- microglial cells and their role in Rett syndrome
- conditional knockouts - mice engineered to study specific groups of neurons, such as GABA-releasing neurons in MECP2-null mice (some very cool videos at this link)
- L1 sequences of DNA, commonly known as jumping genes
- read-through technologies for nonsense mutations, including a study by Andreea Popescu from Dr. Eubanks' lab (She studied Abby's mutation, 294X, among others.)
Sunday, March 20, 2011
As promised, I am going to attempt to explain some of the Rett syndrome research, for those of you who don't already have your PhD and/or haven't been to a lot of conferences on Rett syndrome. This is a daunting task. It's tricky to understand and tricky to explain. The amount of research out there right now is overwhelming, but that is the good news! There are many reasons to be hopeful.
This post is just a snapshot of what I find interesting, with links to more helpful writers. I will definitely be missing some important findings. Please let me know of any errors and I will update as needed.
Rett syndrome was first described by Dr. Andreas Rett in the 1966. His original German publication was translated into English in 1977.
Rett syndrome became more well known in the English-speaking world when Dr. Bengt Hagberg published an article in the Annals of Neurology.

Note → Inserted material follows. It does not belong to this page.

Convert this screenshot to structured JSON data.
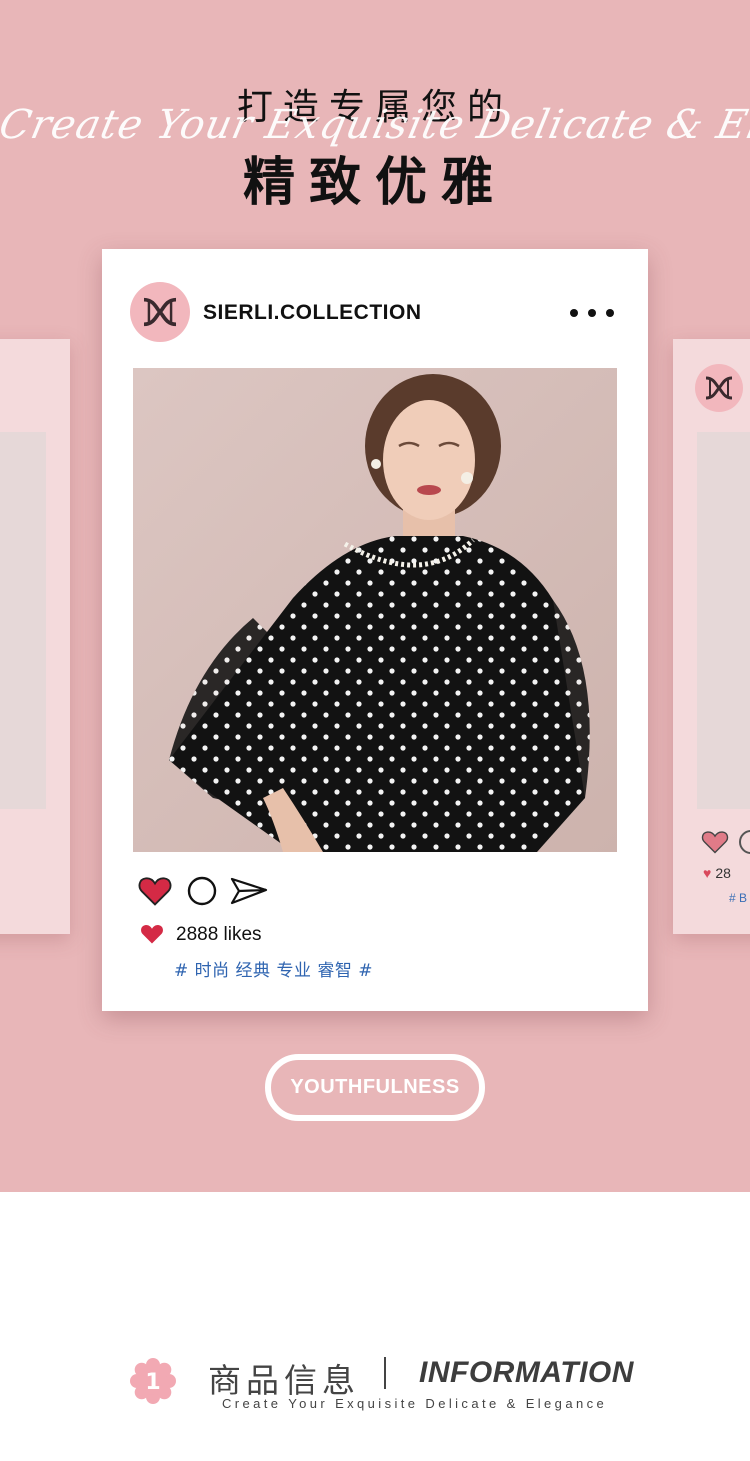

In 1999, the year Abby was born, the MECP2 gene was linked to Rett syndrome at Baylor College of Medicine by Ruthie Amir and her group, led by Dr. Huda Zoghbi. Abby's mutation is on the MECP2 gene, as it is with most people with Rett syndrome. Recently, other genes have been linked to Rett syndrome, namely CDKL5 and FOXG1. Rett syndrome is an X-linked dominant disorder and it is therefore usually only found in girls.

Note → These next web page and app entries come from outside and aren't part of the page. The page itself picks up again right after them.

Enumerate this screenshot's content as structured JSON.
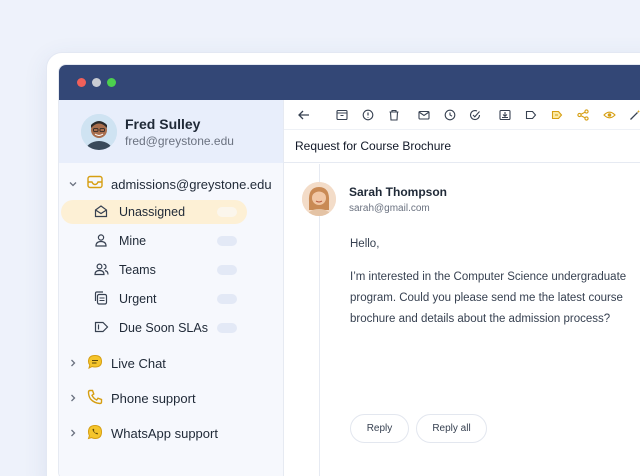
{
  "profile": {
    "name": "Fred Sulley",
    "email": "fred@greystone.edu"
  },
  "inbox": {
    "address": "admissions@greystone.edu",
    "items": [
      {
        "label": "Unassigned",
        "icon": "envelope-open-icon"
      },
      {
        "label": "Mine",
        "icon": "user-icon"
      },
      {
        "label": "Teams",
        "icon": "users-icon"
      },
      {
        "label": "Urgent",
        "icon": "copy-icon"
      },
      {
        "label": "Due Soon SLAs",
        "icon": "tag-icon"
      }
    ]
  },
  "groups": [
    {
      "label": "Live Chat",
      "icon": "chat-bubble-icon"
    },
    {
      "label": "Phone support",
      "icon": "phone-icon"
    },
    {
      "label": "WhatsApp support",
      "icon": "whatsapp-icon"
    }
  ],
  "message": {
    "subject": "Request for Course Brochure",
    "sender_name": "Sarah Thompson",
    "sender_email": "sarah@gmail.com",
    "greeting": "Hello,",
    "body": "I’m interested in the Computer Science undergraduate program. Could you please send me the latest course brochure and details about the admission process?"
  },
  "actions": {
    "reply": "Reply",
    "reply_all": "Reply all"
  },
  "colors": {
    "titlebar": "#334776",
    "active_item": "#fdf0d5",
    "accent_yellow": "#f5c52b"
  }
}
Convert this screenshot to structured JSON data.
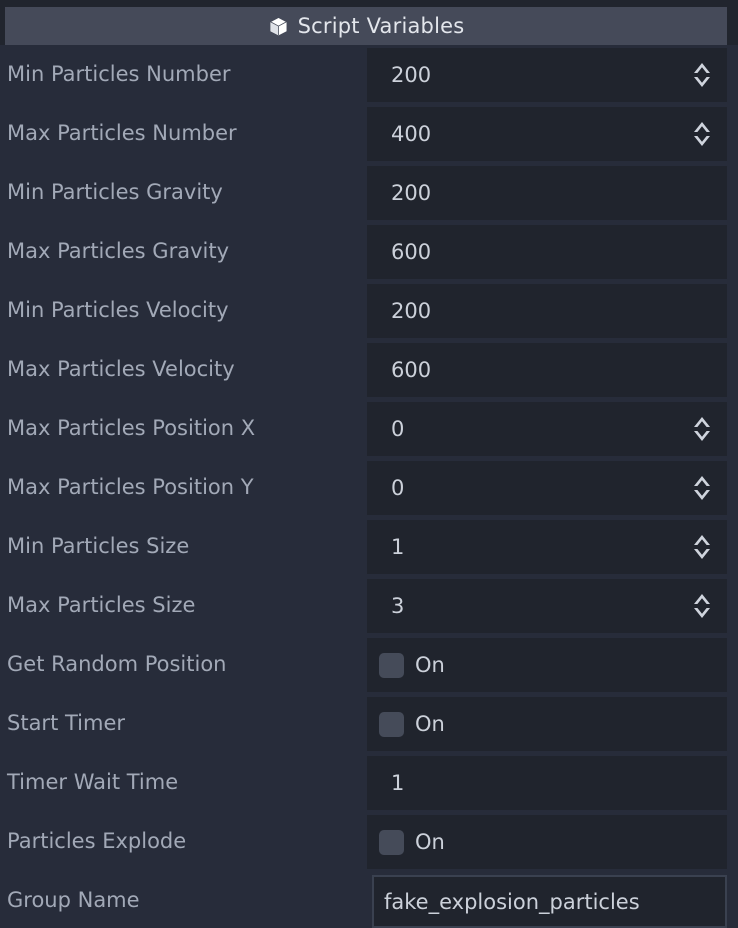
{
  "header": {
    "icon": "cube-icon",
    "title": "Script Variables",
    "background_color": "#454a59",
    "text_color": "#e3e6ec"
  },
  "theme": {
    "panel_background": "#21252e",
    "row_background": "#272c3a",
    "field_background": "#20242d",
    "label_color": "#a2a9b7",
    "value_color": "#ccd1da",
    "checkbox_color": "#454b59",
    "outline_color": "#3a4150"
  },
  "properties": [
    {
      "label": "Min Particles Number",
      "value": "200",
      "control": "spinbox"
    },
    {
      "label": "Max Particles Number",
      "value": "400",
      "control": "spinbox"
    },
    {
      "label": "Min Particles Gravity",
      "value": "200",
      "control": "number"
    },
    {
      "label": "Max Particles Gravity",
      "value": "600",
      "control": "number"
    },
    {
      "label": "Min Particles Velocity",
      "value": "200",
      "control": "number"
    },
    {
      "label": "Max Particles Velocity",
      "value": "600",
      "control": "number"
    },
    {
      "label": "Max Particles Position X",
      "value": "0",
      "control": "spinbox"
    },
    {
      "label": "Max Particles Position Y",
      "value": "0",
      "control": "spinbox"
    },
    {
      "label": "Min Particles Size",
      "value": "1",
      "control": "spinbox"
    },
    {
      "label": "Max Particles Size",
      "value": "3",
      "control": "spinbox"
    },
    {
      "label": "Get Random Position",
      "value": "On",
      "control": "checkbox",
      "checked": false
    },
    {
      "label": "Start Timer",
      "value": "On",
      "control": "checkbox",
      "checked": false
    },
    {
      "label": "Timer Wait Time",
      "value": "1",
      "control": "number"
    },
    {
      "label": "Particles Explode",
      "value": "On",
      "control": "checkbox",
      "checked": false
    },
    {
      "label": "Group Name",
      "value": "fake_explosion_particles",
      "control": "text"
    }
  ]
}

In 2007, a study by Dr. Adrian Bird showed the reversal of many Rett symptoms in a mouse model. This groundbreaking discovery demonstrated that brain abnormalities in Rett syndrome are not permanent. This raised interest in Rett research around the world. Toronto scientist Dr. James Eubanks has been able to replicate this finding in the female mouse model. He has even seen dramatic improvement very late in development in the mouse model. Although this method cannot be directly used in humans, these studies demonstrate that treatments for Rett syndrome are quite feasible, even for older individuals.
Recent advances in stem cell technology have made it possible to produce a human Rett nerve cell in the laboratory. This new type of technology does not involve the use of embryonic cells, so it holds more promise for wide use in research. Dr. James Ellis is a leading Canadian researcher who works with these reprogrammed cells. In 2010, Dr. Alysson Muotri's group got world-wide attention for developing a stem cell system derived from people with Rett syndrome to test drug treatments. The timing for this coincided with one of the first major clinical trials for Rett syndrome in Boston.
There are other recent, noteworthy studies, for those who want to learn more:
There is every reason to be excited about Rett syndrome research! From what I've heard, there's an abundance of ideas about what to do next. We just have to keep raising awareness and funding to keep the ball rolling.
Speaking of awareness and funding, keep your eyes open for news of the new Ontario Brain Institute. The process is moving at government speed, but it will hopefully be a worthwhile endeavour. You might also like to follow the advocacy efforts of Neurological Health Charities Canada and, as always, the Ontario Rett Syndrome Association.
Posted by Karen Congram